• [The input]
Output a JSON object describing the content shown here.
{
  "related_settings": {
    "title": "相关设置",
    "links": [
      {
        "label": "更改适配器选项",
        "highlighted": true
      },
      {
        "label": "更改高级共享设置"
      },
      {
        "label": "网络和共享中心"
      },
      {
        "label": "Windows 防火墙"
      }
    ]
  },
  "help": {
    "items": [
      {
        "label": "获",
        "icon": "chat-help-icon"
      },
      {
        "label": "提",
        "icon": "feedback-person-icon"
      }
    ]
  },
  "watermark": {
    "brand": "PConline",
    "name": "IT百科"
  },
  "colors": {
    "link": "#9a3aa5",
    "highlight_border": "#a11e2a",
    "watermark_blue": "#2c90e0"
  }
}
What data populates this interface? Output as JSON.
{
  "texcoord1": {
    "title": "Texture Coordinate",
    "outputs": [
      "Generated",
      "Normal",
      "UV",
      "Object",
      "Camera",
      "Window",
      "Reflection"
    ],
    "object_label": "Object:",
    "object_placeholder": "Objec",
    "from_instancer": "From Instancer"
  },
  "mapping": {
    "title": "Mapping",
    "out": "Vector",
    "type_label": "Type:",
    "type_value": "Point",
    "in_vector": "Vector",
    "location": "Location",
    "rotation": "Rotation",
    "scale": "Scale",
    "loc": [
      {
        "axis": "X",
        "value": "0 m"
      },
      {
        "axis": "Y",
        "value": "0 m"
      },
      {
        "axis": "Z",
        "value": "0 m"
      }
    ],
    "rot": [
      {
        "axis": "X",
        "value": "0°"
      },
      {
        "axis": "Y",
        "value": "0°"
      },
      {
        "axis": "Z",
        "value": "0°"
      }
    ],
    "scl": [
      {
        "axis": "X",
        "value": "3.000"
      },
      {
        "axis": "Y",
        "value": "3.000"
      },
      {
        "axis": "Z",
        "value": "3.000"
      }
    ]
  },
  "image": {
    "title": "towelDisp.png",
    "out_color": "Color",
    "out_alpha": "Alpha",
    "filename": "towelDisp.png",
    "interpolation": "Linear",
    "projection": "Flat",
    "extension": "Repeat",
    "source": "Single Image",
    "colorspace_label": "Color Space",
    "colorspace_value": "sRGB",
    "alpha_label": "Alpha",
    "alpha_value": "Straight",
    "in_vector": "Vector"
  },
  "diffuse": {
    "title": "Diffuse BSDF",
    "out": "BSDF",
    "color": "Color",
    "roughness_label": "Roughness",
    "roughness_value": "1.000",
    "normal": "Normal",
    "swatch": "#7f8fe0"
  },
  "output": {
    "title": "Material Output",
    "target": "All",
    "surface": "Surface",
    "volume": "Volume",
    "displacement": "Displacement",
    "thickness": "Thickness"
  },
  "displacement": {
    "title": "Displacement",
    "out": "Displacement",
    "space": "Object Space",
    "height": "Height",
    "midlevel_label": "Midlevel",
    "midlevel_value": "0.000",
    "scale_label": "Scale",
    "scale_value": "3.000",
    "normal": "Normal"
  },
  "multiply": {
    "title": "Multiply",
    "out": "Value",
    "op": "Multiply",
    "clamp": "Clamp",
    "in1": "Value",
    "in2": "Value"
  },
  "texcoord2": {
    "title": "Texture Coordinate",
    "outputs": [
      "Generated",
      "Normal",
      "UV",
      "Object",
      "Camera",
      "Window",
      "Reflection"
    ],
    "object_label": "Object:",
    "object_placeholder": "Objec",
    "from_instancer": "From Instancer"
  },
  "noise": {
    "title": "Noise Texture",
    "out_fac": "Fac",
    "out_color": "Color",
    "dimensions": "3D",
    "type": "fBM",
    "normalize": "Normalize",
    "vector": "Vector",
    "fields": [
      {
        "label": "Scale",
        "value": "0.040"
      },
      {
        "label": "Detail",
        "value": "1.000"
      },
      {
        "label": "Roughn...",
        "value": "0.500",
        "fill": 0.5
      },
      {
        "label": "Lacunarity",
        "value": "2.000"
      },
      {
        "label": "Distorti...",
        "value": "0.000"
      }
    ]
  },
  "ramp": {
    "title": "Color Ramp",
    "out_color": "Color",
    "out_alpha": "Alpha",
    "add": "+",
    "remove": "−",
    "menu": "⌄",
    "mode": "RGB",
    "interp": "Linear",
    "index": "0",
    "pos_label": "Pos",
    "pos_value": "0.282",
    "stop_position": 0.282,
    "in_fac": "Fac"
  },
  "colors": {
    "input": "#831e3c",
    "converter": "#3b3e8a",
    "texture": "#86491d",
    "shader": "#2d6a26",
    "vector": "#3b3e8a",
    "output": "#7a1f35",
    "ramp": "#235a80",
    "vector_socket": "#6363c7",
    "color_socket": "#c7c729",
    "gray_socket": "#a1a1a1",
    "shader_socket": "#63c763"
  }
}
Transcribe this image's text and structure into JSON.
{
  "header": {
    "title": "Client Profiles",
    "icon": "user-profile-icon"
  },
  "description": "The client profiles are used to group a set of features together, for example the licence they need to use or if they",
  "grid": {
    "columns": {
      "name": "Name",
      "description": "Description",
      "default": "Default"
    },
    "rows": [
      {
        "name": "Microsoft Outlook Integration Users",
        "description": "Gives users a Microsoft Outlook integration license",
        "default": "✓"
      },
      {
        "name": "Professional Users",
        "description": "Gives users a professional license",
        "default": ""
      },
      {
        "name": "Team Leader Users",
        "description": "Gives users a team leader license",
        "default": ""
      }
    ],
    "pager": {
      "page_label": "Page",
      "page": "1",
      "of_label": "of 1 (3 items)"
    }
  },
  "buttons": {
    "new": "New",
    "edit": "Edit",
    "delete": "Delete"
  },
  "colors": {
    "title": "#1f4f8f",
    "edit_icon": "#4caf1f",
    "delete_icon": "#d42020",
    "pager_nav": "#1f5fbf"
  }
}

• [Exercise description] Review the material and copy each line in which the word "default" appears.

• [Answer section]
      "default": "Default"
        "default": "✓"
        "default": ""
        "default": ""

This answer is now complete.